Third, developing consensus over global challenges requires international cooperation. The exceptional scale of the current crisis coupled with the fear that governments responding to the crisis differently to others will face fierce questions explains why, even in the absence of coordination, all nations individually have acted similarly. But countries are likely to be affected differently, at least in the short run, on many other important matters. For example, the degree of underlying inequality varies across countries and some countries experience more acute climate-related risks, like forest fires or rising sea levels, than other nations. This means that atomistic development of consensus through peer pressure, unlike in the case of COVID-19, is highly unlikely. Local action, meanwhile, cannot offer meaningful solutions because markets are still global and responsible governments and businesses will not be able to compete if others do not act similarly.
To sum up, if we want businesses to act responsibly, we need to deliver a clear message by developing consensus over global challenges and communicating it clearly to businesses as one shared global voice. We also need to set out what practical steps businesses need to take to achieve the common goal – whether through government nudges or endorsements in social and news media. Where threats affect nations differently, this can be achieved only through cooperation on a global scale. Given the rise of national sovereign interests and national governments, we are facing a huge task in developing broad consensus on matters that are important. The arrival of responsible capitalism may thus take time. For now, until this consensus is formed, blame us and our elected governments, not businesses, for the failures of capitalism.

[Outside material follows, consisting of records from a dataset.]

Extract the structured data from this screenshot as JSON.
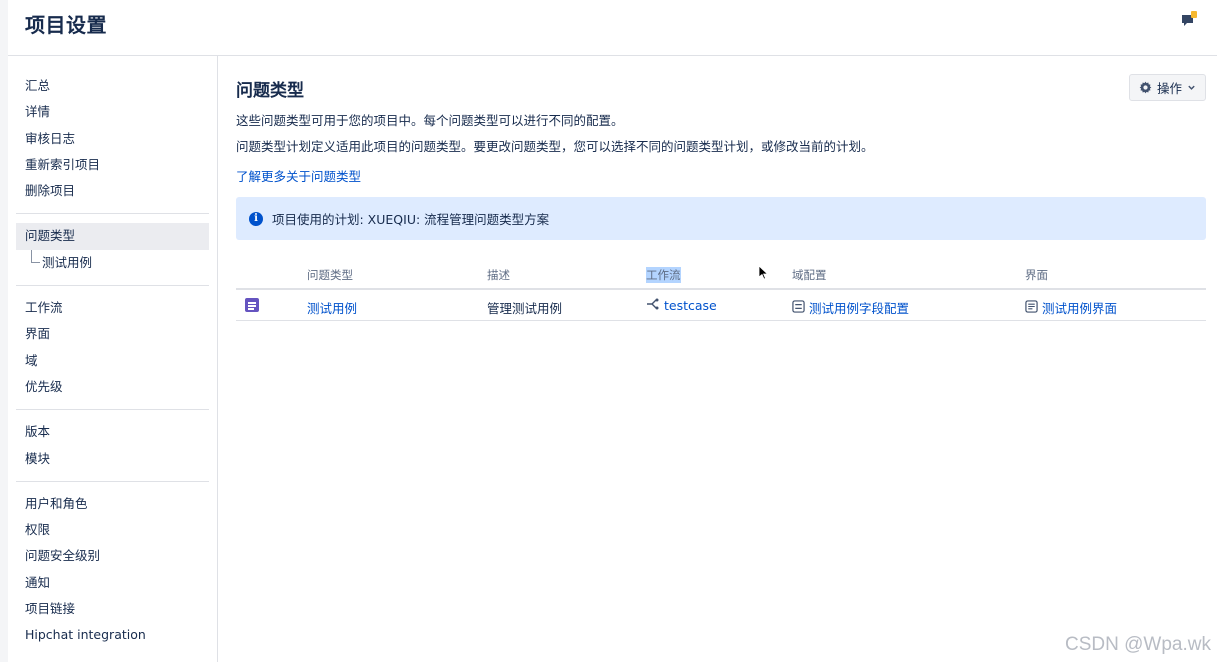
{
  "header": {
    "title": "项目设置"
  },
  "sidebar": {
    "groups": [
      {
        "items": [
          "汇总",
          "详情",
          "审核日志",
          "重新索引项目",
          "删除项目"
        ]
      },
      {
        "items": [
          "问题类型",
          "测试用例"
        ]
      },
      {
        "items": [
          "工作流",
          "界面",
          "域",
          "优先级"
        ]
      },
      {
        "items": [
          "版本",
          "模块"
        ]
      },
      {
        "items": [
          "用户和角色",
          "权限",
          "问题安全级别",
          "通知",
          "项目链接",
          "Hipchat integration"
        ]
      }
    ]
  },
  "main": {
    "title": "问题类型",
    "actions_label": "操作",
    "desc1": "这些问题类型可用于您的项目中。每个问题类型可以进行不同的配置。",
    "desc2": "问题类型计划定义适用此项目的问题类型。要更改问题类型，您可以选择不同的问题类型计划，或修改当前的计划。",
    "learn_more": "了解更多关于问题类型",
    "info": "项目使用的计划: XUEQIU: 流程管理问题类型方案",
    "table": {
      "headers": [
        "问题类型",
        "描述",
        "工作流",
        "域配置",
        "界面"
      ],
      "rows": [
        {
          "type": "测试用例",
          "description": "管理测试用例",
          "workflow": "testcase",
          "field_config": "测试用例字段配置",
          "screen": "测试用例界面"
        }
      ]
    }
  },
  "watermark": "CSDN @Wpa.wk",
  "icons": {
    "notification": "feedback-icon",
    "actions": "gear-icon",
    "info": "info-icon",
    "issue_type": "test-case-icon",
    "workflow": "workflow-icon",
    "field_config": "field-config-icon",
    "screen": "screen-icon"
  },
  "colors": {
    "link": "#0052cc",
    "info_bg": "#deebff",
    "issue_icon": "#6554c0"
  }
}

Suren Gomtsian is an associate professor in business law at the University of Leeds School of Law and Co-Deputy Director at the Centre for Business Law and Practice.